In spite of Powell and me begging Tyler to turn every remake into an action film where we kill each other, there was a magic to our backyard passion projects. A desire among all three of us siblings to find a way to capture a good story. We could transform the pool at Mom's Calabasas mansion into the Atlantic in 1912. We could turn the gate in front of Dad's Beverly Hills estate into the prison cell from Chicago.
I started visiting my parents on set when I was old enough to walk. I've watched directors yell in my mother's face for no reason. Sat in my dad's trailer while he argued with important people about call times and script changes and hairpieces. Witnessed my parents' marriage to each other dissolve before my eyes, all over on-set jealousies, box office numbers, and critical praise favoring one of them over the other. I know how terrible and toxic show business really is. I've always known.
But there's a part of me that's always wished for it to feel like it did in the backyard with my siblings. Pure and spontaneous and fun, fueled solely by the desire to create something memorable together.
We almost have that here.

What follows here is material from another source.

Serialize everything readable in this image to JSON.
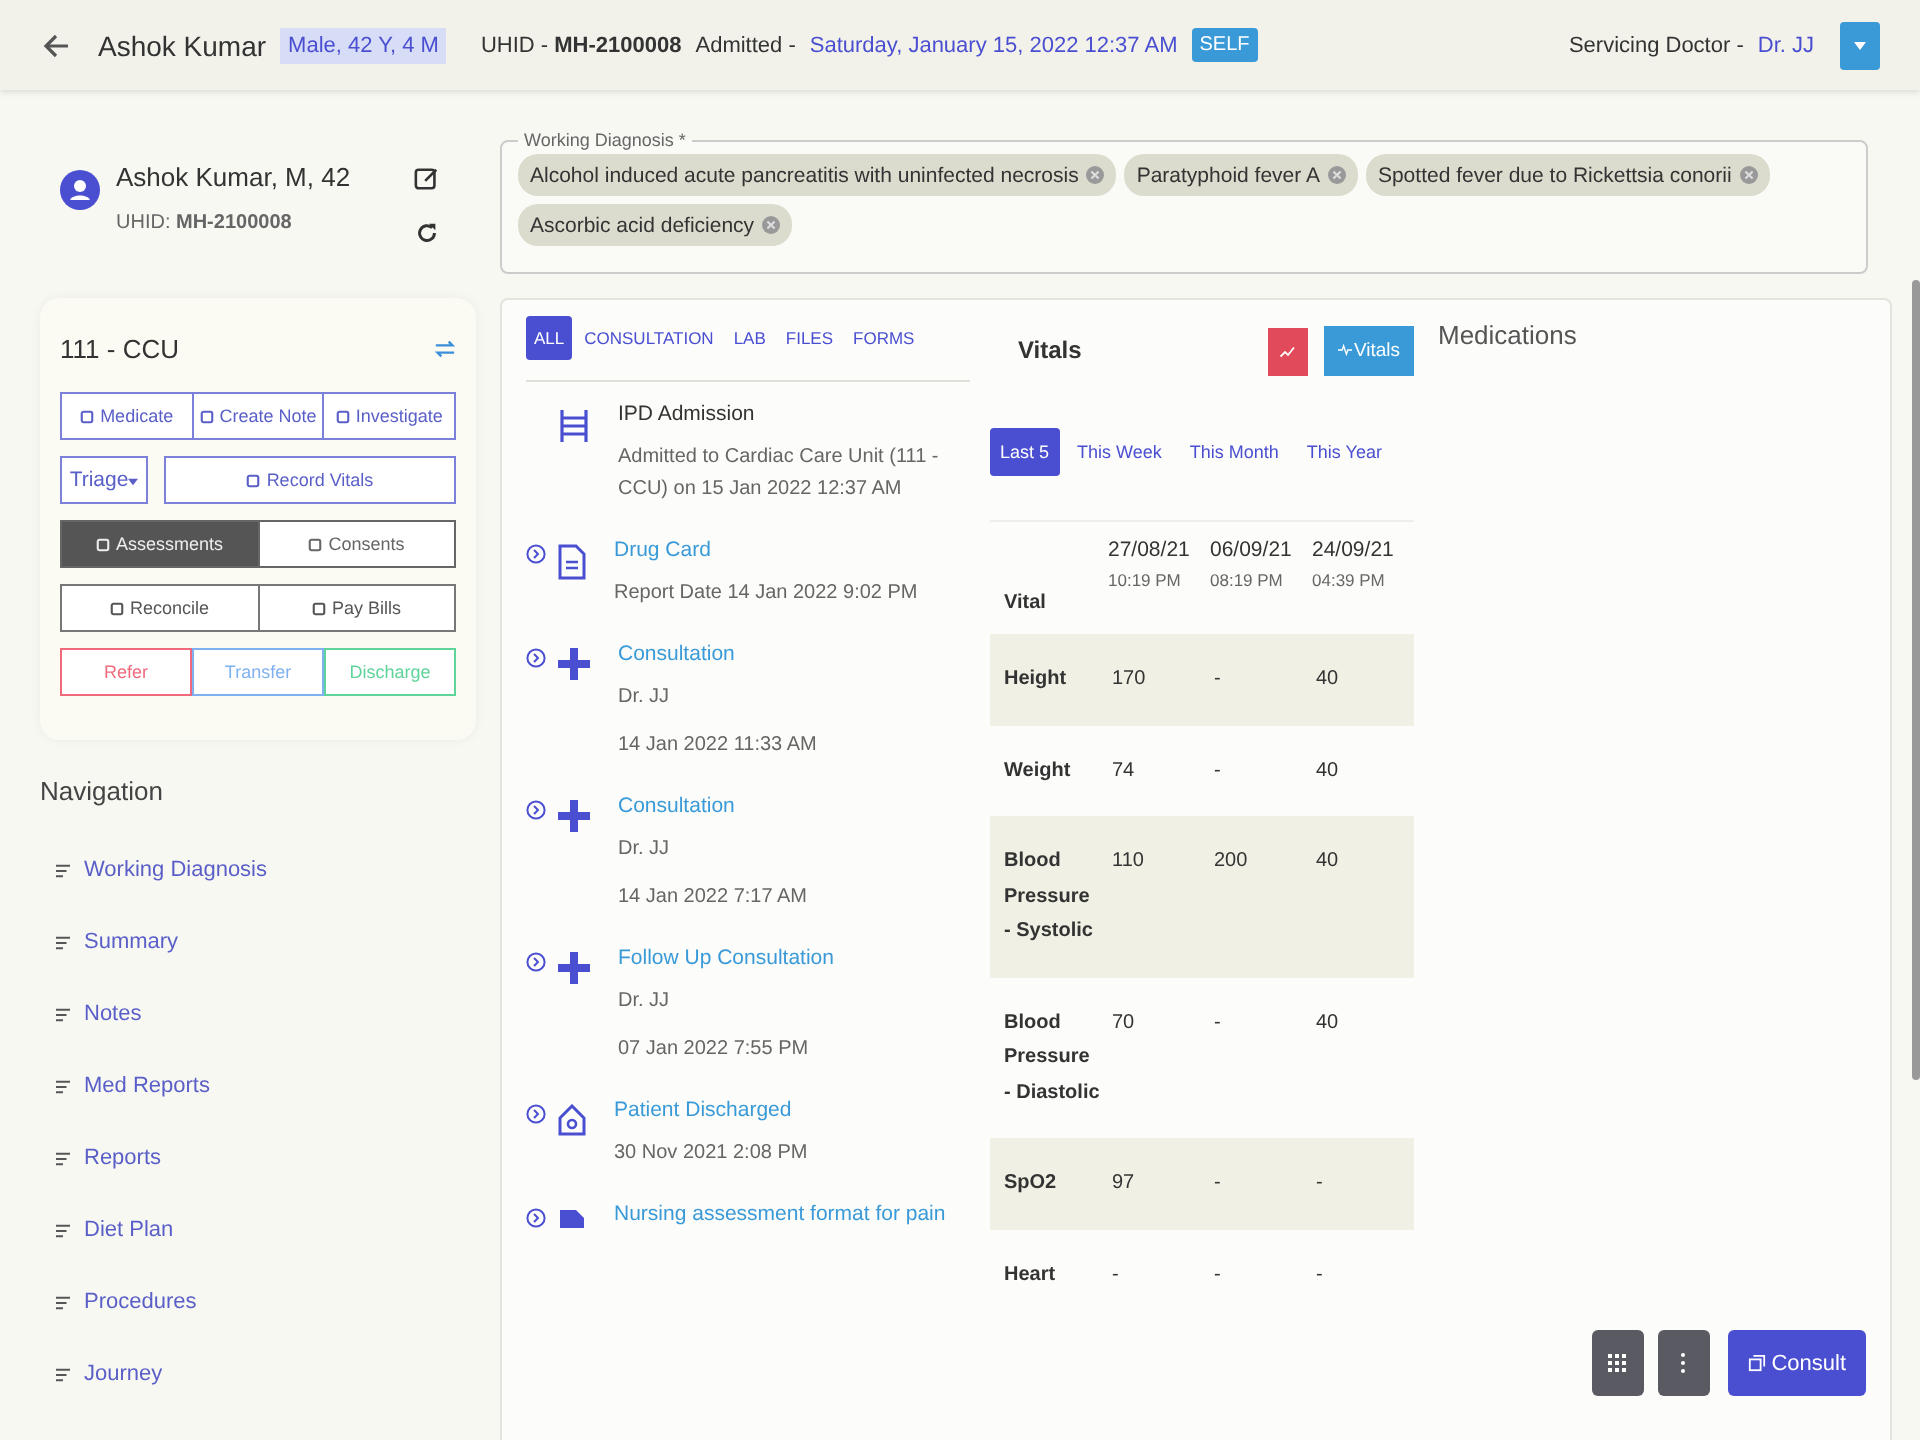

Most of the soundstage has been transformed into the entire fourth floor of a 1940s apartment building, with cameras around the apartment that Elise shares with Vera. Their living room is done up in muted reds and soft lavenders. There's just the right amount of clutter. Stacks of papers probably meant to be Elise's writings. Sewing and knitting tools strewn about. A coffee mug resting on a faded newspaper. A small window for daylight to spill through.